EXERCISE MATERIAL Block Start

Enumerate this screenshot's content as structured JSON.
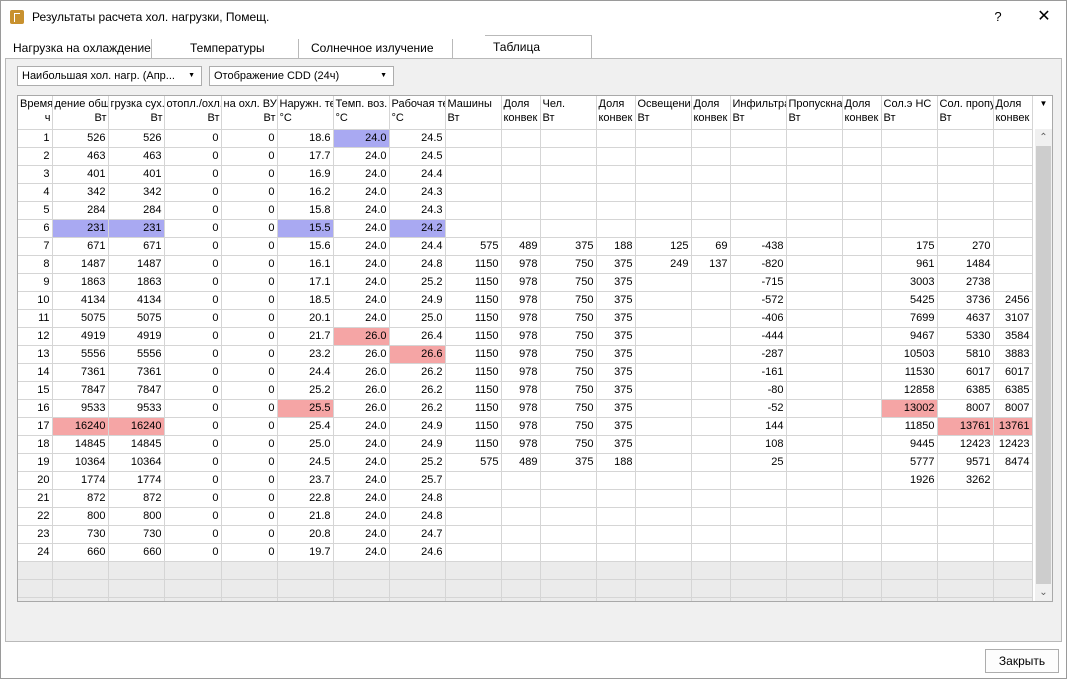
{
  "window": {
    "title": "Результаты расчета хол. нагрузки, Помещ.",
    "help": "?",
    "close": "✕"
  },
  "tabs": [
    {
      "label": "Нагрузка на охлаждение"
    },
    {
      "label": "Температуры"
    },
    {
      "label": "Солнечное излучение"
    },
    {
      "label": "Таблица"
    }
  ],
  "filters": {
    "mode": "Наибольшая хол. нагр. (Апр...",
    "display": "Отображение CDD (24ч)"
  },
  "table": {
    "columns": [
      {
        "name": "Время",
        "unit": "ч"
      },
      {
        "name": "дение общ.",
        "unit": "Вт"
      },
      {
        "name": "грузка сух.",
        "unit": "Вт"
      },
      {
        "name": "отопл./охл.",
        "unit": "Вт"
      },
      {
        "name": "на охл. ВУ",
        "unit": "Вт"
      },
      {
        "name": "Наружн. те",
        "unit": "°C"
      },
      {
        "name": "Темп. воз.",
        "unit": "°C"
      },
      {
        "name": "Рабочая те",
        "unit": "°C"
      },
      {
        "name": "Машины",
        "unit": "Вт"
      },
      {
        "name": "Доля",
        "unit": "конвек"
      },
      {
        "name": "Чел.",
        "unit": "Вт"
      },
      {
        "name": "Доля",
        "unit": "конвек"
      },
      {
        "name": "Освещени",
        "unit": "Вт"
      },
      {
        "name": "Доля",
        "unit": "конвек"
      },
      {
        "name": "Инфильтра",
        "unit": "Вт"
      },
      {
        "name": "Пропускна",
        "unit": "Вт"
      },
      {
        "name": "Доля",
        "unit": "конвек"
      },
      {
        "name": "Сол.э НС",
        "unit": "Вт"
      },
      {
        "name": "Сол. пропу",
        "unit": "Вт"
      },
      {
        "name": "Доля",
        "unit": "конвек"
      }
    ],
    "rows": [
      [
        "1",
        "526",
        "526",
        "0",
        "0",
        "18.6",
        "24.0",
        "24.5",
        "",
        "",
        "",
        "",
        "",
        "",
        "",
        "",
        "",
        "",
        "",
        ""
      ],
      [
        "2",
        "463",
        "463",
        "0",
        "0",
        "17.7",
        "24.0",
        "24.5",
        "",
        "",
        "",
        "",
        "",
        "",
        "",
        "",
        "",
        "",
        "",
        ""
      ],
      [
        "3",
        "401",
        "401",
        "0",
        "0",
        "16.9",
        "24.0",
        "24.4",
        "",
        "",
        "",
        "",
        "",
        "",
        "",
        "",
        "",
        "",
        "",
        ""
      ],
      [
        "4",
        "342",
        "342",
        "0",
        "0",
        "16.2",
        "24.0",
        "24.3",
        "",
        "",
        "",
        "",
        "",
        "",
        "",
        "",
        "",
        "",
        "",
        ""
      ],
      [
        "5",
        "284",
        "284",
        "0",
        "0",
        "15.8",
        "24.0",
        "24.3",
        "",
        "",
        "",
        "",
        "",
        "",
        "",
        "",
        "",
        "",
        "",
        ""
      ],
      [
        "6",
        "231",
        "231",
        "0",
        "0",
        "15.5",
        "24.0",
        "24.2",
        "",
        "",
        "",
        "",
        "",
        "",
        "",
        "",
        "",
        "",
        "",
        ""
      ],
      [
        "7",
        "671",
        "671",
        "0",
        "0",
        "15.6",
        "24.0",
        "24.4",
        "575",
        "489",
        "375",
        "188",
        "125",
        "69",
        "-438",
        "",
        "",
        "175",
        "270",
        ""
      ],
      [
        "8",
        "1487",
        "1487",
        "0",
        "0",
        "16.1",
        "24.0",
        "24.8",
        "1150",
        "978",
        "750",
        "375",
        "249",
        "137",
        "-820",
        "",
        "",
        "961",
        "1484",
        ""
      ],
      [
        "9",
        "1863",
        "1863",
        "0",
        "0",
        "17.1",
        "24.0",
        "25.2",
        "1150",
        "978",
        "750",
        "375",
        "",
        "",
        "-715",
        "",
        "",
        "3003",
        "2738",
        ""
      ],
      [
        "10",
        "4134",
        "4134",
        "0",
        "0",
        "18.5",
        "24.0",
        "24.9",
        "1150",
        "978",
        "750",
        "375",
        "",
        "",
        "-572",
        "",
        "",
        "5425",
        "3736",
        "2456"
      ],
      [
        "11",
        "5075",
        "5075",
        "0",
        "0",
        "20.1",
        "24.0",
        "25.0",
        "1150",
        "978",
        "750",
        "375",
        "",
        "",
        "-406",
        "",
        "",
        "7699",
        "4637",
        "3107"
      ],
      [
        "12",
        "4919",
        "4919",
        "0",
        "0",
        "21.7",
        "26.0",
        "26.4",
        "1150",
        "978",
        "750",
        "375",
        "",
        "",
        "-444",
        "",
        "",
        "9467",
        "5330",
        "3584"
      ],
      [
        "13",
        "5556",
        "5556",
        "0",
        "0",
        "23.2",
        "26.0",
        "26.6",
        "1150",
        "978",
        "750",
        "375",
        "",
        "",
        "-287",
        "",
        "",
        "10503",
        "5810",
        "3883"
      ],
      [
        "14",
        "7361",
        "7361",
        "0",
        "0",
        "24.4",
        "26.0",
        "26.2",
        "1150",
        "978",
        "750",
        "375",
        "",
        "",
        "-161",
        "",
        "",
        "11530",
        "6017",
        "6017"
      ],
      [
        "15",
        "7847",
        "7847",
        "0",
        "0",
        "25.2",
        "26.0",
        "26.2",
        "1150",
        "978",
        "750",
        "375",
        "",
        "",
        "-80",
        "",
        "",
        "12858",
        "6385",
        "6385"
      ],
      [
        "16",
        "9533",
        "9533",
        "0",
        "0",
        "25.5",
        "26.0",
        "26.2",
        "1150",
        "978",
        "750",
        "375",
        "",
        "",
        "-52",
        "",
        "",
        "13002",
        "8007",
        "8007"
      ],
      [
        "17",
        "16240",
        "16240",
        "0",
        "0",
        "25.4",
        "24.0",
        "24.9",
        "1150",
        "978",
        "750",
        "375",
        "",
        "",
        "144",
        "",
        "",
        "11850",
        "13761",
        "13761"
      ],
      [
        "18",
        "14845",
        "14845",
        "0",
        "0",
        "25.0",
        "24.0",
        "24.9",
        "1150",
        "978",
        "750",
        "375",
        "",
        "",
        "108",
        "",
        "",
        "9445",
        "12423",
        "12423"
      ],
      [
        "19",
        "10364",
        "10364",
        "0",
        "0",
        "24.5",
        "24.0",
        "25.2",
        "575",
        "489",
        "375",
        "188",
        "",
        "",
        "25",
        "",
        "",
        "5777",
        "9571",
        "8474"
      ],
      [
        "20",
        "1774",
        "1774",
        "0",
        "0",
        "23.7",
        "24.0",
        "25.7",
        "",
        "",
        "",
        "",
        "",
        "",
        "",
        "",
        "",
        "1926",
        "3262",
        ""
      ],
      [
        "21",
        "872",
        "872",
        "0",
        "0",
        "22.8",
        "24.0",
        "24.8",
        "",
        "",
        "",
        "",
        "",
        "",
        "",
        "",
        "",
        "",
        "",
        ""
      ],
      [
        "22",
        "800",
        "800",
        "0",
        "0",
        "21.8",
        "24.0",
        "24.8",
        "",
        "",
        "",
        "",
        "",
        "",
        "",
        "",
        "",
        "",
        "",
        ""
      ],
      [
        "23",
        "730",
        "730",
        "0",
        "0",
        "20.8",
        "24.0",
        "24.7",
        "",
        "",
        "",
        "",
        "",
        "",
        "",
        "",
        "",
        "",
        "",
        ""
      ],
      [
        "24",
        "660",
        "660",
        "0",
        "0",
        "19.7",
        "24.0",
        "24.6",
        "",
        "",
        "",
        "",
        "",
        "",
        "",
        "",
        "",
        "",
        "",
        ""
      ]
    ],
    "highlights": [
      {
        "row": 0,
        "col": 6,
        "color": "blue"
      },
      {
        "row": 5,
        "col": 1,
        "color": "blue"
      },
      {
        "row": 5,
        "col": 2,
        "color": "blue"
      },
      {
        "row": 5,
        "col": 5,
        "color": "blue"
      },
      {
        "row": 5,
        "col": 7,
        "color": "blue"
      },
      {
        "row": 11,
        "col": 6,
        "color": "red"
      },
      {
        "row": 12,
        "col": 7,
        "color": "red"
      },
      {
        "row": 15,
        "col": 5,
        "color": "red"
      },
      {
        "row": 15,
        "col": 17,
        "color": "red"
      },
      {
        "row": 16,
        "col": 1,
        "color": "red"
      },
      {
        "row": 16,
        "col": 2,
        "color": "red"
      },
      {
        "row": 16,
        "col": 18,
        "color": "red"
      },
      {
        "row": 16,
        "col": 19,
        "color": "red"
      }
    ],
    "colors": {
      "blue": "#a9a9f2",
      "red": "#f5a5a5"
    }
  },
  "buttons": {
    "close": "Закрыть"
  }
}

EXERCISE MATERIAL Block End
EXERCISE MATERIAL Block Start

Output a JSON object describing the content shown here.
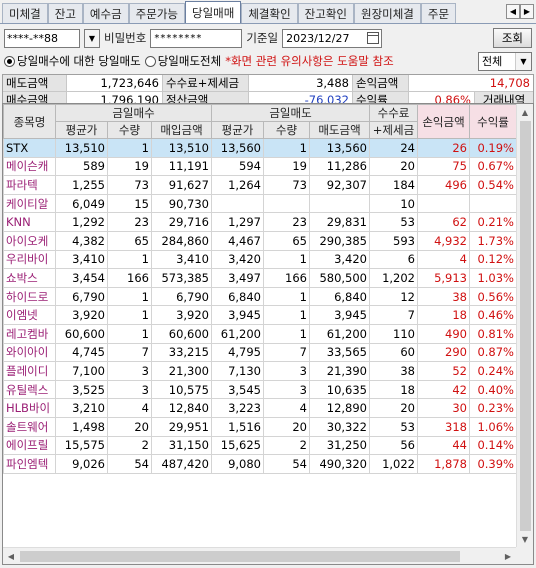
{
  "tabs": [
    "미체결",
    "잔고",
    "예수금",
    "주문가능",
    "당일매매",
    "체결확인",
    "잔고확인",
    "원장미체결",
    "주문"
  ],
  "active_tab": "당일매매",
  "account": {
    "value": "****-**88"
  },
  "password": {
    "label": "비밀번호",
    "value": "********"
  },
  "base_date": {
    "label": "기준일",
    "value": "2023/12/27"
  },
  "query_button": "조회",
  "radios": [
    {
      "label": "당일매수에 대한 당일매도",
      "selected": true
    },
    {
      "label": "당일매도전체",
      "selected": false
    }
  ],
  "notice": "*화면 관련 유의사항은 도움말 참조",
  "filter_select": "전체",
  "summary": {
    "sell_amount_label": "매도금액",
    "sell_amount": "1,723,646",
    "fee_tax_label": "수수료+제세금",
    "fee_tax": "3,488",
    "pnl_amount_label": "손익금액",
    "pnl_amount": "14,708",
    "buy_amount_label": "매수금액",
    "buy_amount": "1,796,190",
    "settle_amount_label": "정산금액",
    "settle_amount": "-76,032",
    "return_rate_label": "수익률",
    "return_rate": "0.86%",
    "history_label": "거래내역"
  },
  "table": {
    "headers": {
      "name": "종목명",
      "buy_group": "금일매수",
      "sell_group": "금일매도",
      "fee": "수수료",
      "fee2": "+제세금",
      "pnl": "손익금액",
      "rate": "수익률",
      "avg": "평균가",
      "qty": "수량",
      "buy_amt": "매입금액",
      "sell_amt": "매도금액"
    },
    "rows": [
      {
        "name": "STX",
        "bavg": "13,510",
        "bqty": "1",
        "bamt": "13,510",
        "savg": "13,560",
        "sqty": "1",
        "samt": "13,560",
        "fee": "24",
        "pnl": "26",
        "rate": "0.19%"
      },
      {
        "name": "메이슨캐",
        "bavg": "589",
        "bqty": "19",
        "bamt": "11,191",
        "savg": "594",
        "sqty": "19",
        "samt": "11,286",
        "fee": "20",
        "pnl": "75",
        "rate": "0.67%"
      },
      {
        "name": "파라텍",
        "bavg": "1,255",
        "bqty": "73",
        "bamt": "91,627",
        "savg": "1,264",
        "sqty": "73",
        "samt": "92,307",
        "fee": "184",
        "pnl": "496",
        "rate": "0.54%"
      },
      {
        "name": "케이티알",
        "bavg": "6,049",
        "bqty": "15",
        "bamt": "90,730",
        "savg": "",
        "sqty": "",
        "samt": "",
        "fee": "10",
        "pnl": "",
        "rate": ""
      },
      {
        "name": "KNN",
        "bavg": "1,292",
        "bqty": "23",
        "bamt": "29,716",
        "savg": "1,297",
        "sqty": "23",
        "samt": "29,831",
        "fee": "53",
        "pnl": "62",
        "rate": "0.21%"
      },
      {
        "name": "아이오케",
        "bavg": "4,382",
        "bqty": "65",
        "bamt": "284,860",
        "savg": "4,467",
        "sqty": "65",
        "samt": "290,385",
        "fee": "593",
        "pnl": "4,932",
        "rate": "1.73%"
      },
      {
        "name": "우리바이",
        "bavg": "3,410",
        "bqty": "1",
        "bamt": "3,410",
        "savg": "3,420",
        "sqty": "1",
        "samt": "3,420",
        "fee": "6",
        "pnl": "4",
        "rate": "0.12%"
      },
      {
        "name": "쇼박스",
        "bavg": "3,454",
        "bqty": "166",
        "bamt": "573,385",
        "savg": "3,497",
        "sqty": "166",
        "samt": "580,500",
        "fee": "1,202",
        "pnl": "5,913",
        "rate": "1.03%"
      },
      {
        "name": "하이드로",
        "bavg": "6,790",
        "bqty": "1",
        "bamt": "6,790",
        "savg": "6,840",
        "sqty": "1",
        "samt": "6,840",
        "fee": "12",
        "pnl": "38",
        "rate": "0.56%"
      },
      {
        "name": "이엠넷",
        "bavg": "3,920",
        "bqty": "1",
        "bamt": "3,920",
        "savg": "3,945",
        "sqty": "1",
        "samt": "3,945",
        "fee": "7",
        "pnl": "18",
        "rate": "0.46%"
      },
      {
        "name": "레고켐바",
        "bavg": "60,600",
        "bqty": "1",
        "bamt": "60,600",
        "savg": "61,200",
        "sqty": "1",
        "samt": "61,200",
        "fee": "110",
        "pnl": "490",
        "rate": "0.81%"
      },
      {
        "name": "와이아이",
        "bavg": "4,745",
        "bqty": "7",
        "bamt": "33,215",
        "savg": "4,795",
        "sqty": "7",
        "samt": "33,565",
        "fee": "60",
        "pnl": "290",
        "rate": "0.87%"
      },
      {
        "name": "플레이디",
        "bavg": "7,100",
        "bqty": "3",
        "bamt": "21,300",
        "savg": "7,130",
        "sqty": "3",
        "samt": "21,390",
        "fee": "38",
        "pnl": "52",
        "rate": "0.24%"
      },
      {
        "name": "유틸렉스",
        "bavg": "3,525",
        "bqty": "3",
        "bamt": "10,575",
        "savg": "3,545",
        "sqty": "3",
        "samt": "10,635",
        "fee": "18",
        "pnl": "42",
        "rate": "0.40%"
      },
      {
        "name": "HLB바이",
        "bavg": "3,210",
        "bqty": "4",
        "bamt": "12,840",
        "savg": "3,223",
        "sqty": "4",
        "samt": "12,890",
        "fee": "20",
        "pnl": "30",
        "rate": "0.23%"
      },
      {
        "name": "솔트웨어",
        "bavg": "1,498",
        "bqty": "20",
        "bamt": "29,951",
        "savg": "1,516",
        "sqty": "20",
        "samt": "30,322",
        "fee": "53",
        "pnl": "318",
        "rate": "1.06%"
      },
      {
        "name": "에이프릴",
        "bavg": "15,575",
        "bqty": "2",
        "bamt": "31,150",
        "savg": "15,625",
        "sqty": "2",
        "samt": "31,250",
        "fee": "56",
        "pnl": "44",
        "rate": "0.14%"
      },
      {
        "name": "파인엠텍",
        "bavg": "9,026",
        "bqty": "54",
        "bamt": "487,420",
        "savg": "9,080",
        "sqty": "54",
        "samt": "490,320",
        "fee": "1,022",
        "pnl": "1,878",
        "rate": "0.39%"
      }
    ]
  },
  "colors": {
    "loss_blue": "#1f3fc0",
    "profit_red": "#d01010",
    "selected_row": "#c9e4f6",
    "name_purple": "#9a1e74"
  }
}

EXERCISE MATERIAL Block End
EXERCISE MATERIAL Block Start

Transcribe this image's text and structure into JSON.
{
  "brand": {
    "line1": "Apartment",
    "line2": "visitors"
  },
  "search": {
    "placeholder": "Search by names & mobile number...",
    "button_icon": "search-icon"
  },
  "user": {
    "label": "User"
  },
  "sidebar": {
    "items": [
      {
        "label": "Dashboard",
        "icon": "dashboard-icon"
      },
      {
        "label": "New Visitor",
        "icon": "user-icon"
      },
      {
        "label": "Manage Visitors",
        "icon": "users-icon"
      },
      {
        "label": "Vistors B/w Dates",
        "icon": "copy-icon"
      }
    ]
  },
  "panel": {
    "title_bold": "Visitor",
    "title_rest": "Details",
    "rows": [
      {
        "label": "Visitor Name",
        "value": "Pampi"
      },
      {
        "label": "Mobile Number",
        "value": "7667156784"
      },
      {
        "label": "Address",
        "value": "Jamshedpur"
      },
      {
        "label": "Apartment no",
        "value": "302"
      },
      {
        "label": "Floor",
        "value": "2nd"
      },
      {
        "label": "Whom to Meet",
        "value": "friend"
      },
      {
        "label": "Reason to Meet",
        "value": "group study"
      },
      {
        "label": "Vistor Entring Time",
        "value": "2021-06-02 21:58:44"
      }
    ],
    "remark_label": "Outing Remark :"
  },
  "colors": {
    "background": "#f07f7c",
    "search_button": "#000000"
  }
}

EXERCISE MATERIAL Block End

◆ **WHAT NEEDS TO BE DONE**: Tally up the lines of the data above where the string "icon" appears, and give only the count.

◆ **EXERCISE RESPONSE**: 5